━━━━━ Data in this exercise
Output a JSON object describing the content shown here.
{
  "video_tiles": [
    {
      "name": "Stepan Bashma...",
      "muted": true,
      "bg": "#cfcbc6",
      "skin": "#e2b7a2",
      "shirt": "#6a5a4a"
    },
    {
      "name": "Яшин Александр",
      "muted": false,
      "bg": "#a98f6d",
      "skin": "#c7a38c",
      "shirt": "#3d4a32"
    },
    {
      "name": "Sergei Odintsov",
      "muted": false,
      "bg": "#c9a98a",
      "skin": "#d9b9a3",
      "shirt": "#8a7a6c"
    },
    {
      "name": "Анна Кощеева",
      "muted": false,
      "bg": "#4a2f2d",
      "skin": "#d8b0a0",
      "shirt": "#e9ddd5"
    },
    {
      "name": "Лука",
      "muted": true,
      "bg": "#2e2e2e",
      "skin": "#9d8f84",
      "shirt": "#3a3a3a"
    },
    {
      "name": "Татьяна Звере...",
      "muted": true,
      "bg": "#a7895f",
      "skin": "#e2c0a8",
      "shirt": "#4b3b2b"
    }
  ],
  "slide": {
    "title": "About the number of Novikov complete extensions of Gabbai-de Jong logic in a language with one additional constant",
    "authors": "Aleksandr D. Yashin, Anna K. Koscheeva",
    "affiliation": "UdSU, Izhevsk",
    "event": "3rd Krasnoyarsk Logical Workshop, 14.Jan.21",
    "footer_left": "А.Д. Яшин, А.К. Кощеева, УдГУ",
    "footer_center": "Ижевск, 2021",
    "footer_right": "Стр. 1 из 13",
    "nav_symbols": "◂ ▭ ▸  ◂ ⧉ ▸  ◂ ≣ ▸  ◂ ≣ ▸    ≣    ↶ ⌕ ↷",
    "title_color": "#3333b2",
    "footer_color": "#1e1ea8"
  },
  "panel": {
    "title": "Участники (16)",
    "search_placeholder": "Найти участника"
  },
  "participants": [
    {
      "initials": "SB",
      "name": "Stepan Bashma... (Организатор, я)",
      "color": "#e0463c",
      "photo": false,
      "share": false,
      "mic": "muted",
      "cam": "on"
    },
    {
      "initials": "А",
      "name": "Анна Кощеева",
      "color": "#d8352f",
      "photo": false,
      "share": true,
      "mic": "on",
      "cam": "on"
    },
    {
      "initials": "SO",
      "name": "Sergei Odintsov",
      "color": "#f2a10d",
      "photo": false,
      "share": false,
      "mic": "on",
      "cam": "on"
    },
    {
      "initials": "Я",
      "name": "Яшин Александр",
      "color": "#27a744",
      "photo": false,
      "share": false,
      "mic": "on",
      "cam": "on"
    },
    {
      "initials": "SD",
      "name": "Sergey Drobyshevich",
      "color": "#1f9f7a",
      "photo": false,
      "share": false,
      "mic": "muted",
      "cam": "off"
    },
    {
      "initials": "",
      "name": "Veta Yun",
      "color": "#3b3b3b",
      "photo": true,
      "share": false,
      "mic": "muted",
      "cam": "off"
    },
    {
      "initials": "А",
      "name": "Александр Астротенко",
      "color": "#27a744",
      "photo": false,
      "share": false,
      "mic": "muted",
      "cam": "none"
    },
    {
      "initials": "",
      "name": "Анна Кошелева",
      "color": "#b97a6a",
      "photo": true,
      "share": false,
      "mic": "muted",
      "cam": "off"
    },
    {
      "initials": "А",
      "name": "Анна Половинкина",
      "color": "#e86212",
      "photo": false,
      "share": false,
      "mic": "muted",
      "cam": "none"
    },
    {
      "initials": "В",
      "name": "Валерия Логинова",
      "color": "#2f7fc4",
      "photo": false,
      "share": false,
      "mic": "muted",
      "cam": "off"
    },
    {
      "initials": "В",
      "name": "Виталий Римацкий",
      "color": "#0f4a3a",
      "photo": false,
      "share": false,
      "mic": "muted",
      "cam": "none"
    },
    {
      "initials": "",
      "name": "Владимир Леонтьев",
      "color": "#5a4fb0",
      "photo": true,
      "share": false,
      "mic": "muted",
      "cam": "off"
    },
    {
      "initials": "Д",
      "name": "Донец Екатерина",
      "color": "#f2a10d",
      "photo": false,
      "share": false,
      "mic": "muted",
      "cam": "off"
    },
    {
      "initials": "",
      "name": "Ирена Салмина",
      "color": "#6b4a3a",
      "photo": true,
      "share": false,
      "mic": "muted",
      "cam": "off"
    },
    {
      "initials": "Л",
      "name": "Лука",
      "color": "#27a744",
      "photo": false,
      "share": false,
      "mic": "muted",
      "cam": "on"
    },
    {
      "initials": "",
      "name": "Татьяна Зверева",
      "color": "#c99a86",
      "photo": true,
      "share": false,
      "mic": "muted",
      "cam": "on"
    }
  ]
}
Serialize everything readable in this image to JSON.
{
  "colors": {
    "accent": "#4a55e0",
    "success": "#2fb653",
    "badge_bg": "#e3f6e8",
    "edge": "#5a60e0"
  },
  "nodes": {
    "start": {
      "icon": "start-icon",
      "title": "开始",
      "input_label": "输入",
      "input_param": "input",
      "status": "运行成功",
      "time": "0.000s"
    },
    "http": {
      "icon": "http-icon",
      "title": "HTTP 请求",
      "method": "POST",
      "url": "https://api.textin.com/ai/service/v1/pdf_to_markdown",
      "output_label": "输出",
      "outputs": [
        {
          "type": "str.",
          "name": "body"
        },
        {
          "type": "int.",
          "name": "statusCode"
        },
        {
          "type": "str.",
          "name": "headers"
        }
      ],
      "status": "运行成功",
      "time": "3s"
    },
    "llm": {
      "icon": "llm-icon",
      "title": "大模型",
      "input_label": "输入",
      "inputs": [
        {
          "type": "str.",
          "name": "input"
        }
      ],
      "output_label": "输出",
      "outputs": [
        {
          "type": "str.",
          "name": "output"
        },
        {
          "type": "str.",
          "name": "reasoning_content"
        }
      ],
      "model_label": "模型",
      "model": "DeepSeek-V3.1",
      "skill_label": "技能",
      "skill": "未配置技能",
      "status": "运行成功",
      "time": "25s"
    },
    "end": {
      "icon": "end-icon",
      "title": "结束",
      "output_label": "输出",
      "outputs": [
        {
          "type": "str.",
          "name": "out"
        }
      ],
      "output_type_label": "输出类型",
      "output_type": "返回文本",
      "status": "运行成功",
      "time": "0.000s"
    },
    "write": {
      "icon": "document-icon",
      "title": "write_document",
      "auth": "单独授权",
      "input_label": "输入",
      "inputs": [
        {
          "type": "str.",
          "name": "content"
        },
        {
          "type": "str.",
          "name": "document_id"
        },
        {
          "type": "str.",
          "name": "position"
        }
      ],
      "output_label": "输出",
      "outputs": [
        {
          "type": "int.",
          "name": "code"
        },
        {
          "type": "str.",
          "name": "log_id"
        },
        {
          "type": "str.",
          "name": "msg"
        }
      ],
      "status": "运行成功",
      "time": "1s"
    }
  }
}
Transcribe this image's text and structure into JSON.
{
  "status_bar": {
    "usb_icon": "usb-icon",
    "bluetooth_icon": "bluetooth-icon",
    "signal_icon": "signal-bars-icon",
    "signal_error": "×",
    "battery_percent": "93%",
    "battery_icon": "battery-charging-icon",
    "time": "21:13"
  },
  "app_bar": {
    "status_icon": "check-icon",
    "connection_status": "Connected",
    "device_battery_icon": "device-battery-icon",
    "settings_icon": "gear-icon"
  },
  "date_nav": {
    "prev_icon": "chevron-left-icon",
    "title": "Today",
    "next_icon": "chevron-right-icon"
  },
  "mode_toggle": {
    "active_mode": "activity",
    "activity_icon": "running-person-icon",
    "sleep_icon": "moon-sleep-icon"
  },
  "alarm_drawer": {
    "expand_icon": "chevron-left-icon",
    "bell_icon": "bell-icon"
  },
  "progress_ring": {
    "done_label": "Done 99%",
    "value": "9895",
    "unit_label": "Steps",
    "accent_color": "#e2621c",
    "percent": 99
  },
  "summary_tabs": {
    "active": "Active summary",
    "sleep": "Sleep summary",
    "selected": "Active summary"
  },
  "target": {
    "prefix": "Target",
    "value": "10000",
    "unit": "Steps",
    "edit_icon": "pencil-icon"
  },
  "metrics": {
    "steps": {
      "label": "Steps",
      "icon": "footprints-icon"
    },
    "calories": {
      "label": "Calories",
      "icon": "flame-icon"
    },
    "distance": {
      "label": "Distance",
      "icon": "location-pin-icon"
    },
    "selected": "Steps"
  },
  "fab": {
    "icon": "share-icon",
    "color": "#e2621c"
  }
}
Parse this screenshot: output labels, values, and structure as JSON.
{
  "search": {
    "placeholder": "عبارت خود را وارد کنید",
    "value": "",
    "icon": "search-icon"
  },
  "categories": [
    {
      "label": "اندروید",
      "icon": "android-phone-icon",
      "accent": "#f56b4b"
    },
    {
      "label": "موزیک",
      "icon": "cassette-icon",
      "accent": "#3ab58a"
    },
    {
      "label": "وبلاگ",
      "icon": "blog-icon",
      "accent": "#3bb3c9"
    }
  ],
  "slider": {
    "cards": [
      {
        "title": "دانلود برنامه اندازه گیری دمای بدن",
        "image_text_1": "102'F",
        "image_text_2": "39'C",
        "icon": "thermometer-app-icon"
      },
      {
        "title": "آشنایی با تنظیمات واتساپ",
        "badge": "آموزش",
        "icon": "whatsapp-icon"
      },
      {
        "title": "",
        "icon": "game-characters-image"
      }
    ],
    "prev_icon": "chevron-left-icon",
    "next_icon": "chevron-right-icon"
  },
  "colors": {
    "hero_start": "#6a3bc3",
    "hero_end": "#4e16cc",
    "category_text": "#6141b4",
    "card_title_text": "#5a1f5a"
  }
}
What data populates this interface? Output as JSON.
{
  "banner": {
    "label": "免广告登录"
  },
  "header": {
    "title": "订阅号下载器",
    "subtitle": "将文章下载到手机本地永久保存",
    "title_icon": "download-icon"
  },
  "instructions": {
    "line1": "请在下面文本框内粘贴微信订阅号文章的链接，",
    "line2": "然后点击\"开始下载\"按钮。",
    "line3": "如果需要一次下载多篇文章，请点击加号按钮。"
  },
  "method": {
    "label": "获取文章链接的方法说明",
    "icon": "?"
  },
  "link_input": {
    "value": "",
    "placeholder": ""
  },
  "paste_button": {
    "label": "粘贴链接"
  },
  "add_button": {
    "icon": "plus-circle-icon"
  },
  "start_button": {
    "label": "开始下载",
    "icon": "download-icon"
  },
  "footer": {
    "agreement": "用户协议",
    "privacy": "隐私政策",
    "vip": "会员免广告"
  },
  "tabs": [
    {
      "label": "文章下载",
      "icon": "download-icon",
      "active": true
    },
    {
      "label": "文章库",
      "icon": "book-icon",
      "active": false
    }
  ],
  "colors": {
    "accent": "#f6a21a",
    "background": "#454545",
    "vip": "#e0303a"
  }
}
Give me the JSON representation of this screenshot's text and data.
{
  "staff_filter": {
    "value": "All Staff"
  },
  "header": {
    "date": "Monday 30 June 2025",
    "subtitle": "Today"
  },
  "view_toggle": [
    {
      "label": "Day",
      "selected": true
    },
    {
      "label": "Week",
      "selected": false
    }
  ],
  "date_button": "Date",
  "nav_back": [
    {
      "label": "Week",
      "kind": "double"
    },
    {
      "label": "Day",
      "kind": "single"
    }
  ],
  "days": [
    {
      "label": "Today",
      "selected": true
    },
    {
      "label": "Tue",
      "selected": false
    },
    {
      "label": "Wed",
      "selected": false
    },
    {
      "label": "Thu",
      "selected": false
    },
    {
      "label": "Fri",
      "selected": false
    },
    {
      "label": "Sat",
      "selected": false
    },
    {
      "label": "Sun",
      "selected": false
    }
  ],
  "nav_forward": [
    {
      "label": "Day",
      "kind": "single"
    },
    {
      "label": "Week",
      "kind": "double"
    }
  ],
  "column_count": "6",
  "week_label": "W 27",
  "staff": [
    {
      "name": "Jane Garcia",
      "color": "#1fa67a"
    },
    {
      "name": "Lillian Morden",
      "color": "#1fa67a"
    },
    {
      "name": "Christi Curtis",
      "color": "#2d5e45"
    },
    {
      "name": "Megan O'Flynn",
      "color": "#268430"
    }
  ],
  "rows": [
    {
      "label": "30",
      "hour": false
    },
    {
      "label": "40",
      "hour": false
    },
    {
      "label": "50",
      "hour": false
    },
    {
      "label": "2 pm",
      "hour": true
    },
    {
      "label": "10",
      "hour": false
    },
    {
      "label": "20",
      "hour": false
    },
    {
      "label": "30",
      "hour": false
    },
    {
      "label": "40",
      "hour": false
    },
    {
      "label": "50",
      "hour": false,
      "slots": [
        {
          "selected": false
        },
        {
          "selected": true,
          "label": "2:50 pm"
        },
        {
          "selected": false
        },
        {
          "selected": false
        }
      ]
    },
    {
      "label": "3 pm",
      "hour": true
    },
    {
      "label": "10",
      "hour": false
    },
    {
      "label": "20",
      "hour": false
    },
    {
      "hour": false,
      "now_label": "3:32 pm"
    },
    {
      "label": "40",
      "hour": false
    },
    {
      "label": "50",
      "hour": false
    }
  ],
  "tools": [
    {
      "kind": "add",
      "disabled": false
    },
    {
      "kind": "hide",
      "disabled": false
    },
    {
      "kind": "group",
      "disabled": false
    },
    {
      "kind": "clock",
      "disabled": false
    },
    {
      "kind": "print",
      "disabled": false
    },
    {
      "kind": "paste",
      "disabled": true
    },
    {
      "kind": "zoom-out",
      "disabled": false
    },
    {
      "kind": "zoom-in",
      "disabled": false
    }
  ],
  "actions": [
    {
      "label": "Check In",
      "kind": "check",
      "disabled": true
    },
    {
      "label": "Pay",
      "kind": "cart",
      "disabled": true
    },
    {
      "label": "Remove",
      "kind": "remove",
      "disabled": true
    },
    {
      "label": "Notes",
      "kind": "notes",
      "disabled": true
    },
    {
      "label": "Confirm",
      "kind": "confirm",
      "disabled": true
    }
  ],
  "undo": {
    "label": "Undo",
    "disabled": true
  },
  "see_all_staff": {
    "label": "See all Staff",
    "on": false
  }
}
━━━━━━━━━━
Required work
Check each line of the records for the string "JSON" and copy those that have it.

Finished task
Output a JSON object describing the content shown here.
Serialize everything readable in this image to JSON.
Transcribe this image's text and structure into JSON.
Parse this screenshot: output labels, values, and structure as JSON.
What data populates this interface? Output as JSON.
Give me the JSON representation of this screenshot's text and data.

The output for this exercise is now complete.